--- START ---

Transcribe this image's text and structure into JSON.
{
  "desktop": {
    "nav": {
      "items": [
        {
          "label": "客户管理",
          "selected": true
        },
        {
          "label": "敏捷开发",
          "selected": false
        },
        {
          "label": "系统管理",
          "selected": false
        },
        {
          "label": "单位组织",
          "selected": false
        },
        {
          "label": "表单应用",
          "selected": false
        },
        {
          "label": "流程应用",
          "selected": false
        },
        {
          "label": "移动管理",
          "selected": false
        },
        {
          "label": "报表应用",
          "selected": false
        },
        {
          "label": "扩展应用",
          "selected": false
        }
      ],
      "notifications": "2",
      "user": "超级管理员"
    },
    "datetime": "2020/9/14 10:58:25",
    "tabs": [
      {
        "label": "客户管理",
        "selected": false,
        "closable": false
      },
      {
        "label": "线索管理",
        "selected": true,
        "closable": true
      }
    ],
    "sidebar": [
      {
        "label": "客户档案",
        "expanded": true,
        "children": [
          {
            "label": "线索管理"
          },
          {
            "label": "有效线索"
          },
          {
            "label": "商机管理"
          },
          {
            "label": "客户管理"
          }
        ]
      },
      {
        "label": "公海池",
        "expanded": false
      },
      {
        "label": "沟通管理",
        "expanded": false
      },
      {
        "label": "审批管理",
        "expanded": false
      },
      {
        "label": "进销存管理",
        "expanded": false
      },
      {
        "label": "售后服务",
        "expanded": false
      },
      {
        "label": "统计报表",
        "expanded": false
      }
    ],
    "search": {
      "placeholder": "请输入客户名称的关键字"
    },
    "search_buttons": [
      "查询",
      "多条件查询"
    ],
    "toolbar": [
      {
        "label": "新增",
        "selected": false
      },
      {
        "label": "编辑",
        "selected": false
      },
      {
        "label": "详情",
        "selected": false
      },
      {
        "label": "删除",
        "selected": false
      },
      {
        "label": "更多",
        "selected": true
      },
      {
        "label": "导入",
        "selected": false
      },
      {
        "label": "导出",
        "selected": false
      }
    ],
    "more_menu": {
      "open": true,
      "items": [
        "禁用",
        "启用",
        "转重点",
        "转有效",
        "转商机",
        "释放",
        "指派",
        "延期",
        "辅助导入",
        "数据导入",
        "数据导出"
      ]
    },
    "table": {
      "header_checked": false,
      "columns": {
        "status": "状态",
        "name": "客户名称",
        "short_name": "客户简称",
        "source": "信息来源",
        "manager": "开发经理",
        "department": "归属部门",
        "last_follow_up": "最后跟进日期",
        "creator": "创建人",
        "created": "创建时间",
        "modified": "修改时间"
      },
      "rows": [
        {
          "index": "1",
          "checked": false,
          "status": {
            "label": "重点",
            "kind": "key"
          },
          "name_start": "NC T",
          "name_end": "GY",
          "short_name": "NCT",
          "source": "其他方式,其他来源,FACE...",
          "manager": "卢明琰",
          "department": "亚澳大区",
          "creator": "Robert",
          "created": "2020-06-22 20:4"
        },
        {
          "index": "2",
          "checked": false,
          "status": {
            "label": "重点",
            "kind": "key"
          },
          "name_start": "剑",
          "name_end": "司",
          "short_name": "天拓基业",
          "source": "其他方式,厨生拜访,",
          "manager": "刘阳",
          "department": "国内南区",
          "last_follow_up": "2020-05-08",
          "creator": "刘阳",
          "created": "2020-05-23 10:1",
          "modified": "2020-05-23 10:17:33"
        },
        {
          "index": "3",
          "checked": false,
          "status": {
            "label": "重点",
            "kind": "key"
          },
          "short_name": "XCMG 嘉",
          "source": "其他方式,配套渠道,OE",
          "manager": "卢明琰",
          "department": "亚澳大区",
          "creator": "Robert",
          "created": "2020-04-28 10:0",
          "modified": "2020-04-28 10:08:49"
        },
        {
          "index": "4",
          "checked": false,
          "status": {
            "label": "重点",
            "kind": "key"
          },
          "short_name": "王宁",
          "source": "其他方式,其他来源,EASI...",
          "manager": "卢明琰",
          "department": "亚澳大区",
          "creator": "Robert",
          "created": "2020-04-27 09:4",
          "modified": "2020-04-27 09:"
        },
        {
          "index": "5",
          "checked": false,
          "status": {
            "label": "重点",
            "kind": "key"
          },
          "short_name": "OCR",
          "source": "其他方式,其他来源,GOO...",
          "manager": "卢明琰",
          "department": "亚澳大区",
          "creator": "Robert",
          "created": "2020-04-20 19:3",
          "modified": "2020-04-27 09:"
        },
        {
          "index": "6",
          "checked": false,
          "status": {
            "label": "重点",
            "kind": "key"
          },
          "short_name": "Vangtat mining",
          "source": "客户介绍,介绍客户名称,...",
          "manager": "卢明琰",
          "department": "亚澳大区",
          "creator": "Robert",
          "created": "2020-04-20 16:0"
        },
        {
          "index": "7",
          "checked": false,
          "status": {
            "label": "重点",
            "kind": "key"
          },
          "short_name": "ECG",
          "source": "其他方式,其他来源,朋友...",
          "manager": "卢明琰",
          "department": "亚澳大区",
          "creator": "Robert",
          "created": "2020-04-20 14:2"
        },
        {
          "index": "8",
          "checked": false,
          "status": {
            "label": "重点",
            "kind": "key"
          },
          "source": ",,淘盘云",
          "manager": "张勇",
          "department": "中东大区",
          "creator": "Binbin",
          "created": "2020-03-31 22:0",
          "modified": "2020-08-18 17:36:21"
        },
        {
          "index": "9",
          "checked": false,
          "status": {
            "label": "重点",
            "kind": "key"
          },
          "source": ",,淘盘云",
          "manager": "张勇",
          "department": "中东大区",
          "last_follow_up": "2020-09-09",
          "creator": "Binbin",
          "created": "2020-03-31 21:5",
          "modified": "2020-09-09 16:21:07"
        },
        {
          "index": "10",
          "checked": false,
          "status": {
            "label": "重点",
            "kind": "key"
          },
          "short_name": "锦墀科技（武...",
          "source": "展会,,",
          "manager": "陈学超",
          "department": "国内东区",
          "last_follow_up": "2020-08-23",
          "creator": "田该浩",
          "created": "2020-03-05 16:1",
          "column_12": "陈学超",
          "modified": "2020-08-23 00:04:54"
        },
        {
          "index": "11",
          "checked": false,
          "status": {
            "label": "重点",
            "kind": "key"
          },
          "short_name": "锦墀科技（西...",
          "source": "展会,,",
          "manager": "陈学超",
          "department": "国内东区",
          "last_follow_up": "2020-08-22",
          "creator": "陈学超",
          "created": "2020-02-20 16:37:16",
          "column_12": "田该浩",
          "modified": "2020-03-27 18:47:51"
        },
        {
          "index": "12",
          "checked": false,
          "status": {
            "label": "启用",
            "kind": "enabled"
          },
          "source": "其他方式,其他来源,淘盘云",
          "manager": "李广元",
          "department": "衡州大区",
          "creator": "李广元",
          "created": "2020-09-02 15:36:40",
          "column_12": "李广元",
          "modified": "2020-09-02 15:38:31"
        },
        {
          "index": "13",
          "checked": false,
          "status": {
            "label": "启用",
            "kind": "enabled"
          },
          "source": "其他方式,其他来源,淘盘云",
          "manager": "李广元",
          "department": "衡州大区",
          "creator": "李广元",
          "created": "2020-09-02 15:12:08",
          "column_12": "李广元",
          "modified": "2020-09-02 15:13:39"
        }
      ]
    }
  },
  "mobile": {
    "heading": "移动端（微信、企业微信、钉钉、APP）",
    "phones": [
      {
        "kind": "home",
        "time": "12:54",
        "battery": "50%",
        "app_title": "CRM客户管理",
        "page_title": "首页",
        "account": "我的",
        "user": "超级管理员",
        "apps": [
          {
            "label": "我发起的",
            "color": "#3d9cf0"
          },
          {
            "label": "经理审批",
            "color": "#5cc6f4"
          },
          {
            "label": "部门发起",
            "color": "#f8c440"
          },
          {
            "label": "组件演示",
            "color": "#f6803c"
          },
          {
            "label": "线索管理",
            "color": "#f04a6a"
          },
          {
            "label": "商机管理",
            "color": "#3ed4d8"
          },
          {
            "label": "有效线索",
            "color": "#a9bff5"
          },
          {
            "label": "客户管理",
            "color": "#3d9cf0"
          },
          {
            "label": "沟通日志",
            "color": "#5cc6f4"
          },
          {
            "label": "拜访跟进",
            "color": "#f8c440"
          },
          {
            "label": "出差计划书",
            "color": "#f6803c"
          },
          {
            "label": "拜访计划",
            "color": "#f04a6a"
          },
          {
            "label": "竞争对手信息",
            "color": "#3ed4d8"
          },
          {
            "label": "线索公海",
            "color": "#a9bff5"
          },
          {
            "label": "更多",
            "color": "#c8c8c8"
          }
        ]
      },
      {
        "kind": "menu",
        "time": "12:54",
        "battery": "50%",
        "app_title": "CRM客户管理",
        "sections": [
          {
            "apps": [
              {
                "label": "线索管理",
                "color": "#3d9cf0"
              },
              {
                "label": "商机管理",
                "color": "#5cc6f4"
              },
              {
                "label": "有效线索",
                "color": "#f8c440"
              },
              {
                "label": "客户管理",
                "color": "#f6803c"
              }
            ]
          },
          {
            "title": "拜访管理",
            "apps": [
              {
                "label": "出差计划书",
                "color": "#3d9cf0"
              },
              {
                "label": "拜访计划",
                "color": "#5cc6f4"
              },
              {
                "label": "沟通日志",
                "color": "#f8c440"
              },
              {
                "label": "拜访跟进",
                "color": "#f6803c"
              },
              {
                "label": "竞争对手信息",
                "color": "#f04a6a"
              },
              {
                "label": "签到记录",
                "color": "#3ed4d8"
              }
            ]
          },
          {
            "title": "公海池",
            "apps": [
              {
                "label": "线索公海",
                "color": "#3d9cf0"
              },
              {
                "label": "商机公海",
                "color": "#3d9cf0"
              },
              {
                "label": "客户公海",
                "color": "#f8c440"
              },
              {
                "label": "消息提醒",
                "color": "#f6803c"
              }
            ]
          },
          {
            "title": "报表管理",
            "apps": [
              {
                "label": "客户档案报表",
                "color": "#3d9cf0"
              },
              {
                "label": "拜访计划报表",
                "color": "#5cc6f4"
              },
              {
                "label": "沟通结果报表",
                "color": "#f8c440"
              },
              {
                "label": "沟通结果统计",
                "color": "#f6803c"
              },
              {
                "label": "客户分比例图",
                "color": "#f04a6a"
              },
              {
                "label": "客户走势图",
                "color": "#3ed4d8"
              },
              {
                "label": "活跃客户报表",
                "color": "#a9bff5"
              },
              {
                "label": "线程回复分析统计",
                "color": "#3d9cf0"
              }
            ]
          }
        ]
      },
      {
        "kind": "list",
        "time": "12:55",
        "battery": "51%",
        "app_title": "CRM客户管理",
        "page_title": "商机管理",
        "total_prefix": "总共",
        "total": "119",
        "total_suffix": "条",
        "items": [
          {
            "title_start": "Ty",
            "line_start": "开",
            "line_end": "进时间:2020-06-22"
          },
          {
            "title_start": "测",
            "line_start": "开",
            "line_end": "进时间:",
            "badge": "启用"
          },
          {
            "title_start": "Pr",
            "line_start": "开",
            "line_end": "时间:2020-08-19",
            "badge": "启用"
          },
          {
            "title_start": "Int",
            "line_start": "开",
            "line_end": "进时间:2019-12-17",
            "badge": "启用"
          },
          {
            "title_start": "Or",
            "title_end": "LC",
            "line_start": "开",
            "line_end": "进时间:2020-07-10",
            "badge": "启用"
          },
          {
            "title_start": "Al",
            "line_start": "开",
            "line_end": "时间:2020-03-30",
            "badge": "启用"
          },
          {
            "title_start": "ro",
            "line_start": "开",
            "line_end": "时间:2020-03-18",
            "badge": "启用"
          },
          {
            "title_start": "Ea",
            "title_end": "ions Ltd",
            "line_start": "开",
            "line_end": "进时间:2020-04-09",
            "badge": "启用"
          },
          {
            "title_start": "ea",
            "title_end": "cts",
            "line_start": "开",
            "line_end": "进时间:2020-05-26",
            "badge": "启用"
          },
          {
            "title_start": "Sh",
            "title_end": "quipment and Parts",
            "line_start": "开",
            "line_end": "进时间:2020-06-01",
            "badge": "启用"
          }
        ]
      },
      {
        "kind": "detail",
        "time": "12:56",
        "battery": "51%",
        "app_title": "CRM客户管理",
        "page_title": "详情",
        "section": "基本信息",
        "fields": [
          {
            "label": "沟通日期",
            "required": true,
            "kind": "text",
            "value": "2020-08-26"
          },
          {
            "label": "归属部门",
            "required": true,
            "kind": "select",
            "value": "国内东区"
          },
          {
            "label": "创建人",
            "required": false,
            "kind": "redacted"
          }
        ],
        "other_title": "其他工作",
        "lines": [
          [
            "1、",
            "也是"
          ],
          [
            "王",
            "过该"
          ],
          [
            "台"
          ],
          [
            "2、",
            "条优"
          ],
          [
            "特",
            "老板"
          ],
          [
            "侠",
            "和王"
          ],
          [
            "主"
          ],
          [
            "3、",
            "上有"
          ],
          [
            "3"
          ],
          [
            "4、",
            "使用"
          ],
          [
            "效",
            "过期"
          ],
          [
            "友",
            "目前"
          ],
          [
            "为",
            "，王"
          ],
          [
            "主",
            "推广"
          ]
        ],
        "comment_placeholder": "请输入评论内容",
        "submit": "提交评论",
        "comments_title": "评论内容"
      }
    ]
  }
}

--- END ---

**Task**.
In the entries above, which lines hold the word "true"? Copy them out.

**Exercise response**.
          "selected": true
        "selected": true,
        "closable": true
        "expanded": true,
        "selected": true
      "open": true,
            "required": true,
            "required": true,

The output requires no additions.